Tom Bawden in New York
America’s biggest shareholder advisory group accused the Dow Jones board yesterday of failing in its fiduciary duty by not opening discussions after News Corporation’s unsolicited $5 billion (£2.5 billion) offer.
Institutional Shareholder Services (ISS) said that the board had a duty to talk to News Corporation, parent company of The Times, because its $60-a-share bid represented a 67 per cent premium to Dow Jones’s price before the approach became public. ISS’s criticisms came as Rupert Murdoch, News Corp’s chairman and chief executive, stepped up his campaign to woo Dow Jones’s controlling Bancroft family.
In a letter to the family, he offered them one seat on News Corp’s board and reiterated his intention to install an independent board at The Wall Street Journal.
Patrick McGurn, the executive vice-president of ISS, said: “I think the [Dow Jones] board is violating its fiduciary duty to shareholders if it fails to take this offer very seriously and enter talks with News Corporation.

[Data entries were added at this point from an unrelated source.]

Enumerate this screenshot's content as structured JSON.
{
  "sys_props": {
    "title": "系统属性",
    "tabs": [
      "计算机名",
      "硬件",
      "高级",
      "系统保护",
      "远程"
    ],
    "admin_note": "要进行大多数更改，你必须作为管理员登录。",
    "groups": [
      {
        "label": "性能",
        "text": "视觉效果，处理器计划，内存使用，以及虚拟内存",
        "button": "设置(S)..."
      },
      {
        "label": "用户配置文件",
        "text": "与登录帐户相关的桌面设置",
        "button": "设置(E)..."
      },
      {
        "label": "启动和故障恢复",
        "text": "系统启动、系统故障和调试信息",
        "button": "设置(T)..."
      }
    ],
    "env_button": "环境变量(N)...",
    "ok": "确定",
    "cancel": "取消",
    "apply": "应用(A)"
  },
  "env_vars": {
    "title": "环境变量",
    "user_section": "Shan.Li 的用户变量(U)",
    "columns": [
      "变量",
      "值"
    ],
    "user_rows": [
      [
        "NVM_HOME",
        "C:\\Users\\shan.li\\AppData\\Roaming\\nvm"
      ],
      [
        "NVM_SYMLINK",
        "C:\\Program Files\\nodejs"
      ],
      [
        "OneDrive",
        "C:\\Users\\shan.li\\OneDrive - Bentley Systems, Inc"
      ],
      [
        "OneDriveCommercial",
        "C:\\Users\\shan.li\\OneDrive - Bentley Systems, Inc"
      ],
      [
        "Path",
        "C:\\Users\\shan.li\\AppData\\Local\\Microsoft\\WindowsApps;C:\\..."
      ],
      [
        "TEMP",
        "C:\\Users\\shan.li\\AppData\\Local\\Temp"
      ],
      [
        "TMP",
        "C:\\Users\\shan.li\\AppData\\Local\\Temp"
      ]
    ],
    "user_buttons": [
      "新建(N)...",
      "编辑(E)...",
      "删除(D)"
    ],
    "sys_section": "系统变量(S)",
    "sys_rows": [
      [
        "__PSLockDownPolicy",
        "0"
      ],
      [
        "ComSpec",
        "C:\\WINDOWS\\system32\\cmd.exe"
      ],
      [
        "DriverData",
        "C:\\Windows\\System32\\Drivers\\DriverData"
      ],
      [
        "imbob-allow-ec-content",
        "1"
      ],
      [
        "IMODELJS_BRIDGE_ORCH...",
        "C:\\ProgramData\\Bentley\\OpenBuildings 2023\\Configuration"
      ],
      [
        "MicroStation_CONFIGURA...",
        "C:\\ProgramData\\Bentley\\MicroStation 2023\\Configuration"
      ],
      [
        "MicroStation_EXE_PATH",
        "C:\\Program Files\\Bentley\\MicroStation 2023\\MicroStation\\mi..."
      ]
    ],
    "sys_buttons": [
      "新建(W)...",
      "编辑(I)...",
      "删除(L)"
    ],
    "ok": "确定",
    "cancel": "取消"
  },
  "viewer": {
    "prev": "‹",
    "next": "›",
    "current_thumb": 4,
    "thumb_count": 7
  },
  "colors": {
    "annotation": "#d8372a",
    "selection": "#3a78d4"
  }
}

I don’t see how any director could look at the premium being offered and not open a dialogue.”
The board said this month that it would take “no action” on News Corp’s offer for Dow Jones. The decision was made on the basis that the Bancrofts had said that they were ready to vote shares constituting about 52 per cent of voting power against the proposal.
However, by failing to reject the offer outright, Dow Jones left the door open for discussions to be held if News Corp came back with a higher offer. Dow Jones declined to comment on the ISS criticisms.